Entries from a dataset of interfaces –
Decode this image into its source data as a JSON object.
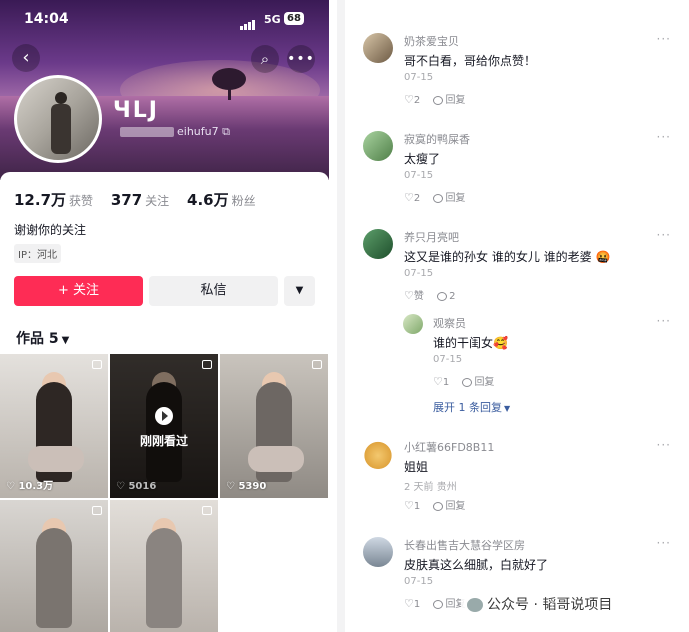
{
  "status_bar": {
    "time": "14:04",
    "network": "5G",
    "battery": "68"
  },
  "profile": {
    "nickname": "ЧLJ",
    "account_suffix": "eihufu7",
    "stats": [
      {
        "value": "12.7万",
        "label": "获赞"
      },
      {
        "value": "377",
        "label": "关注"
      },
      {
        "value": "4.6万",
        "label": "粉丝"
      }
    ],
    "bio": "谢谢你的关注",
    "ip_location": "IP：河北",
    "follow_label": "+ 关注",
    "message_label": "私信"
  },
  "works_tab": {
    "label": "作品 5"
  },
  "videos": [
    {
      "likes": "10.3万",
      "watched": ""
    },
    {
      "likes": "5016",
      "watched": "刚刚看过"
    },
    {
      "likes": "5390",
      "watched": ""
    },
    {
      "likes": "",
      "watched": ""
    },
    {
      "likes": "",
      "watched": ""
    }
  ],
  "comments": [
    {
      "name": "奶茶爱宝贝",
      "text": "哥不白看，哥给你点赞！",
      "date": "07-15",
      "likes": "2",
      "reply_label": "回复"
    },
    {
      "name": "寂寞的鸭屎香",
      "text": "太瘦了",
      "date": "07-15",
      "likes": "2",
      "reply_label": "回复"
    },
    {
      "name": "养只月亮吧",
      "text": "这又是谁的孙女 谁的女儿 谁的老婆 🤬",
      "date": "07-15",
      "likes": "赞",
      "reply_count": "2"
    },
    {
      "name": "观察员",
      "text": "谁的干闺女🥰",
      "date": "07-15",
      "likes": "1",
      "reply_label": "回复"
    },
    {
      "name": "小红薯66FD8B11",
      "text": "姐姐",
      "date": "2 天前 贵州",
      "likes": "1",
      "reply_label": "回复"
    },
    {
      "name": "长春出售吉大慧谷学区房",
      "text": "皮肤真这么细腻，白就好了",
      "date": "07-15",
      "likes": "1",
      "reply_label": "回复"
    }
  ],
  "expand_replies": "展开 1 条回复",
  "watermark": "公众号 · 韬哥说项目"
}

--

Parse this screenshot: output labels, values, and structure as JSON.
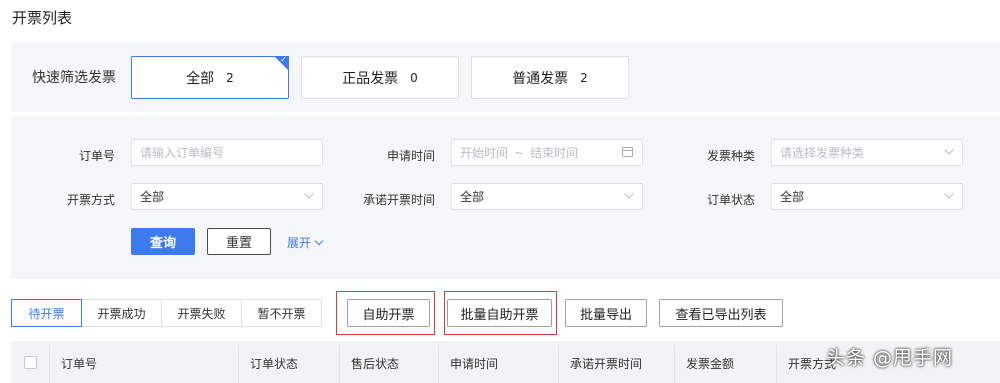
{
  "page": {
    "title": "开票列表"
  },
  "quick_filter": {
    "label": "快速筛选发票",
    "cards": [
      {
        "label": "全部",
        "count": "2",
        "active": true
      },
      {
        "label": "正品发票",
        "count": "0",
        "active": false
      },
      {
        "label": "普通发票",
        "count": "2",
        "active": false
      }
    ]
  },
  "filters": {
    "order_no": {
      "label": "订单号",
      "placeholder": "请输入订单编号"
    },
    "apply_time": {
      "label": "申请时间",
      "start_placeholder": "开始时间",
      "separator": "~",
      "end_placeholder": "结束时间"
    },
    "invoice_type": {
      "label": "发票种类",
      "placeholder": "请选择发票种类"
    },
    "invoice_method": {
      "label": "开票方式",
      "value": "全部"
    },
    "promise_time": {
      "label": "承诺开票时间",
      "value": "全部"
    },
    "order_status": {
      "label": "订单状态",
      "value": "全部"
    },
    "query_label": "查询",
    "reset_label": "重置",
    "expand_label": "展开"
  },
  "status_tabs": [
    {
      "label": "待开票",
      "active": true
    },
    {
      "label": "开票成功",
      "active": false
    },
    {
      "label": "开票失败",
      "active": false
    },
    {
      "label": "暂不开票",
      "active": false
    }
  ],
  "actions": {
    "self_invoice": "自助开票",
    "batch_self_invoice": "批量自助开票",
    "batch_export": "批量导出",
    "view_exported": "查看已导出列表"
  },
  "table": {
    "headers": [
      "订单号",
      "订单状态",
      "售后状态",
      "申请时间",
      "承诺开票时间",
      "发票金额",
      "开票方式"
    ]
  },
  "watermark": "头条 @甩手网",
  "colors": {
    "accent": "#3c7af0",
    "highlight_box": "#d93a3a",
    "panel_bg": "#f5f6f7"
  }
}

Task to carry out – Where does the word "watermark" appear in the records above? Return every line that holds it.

Answer to this task –
  "watermark": "公众号 · 韬哥说项目"
  "watermark": "头条 @甩手网",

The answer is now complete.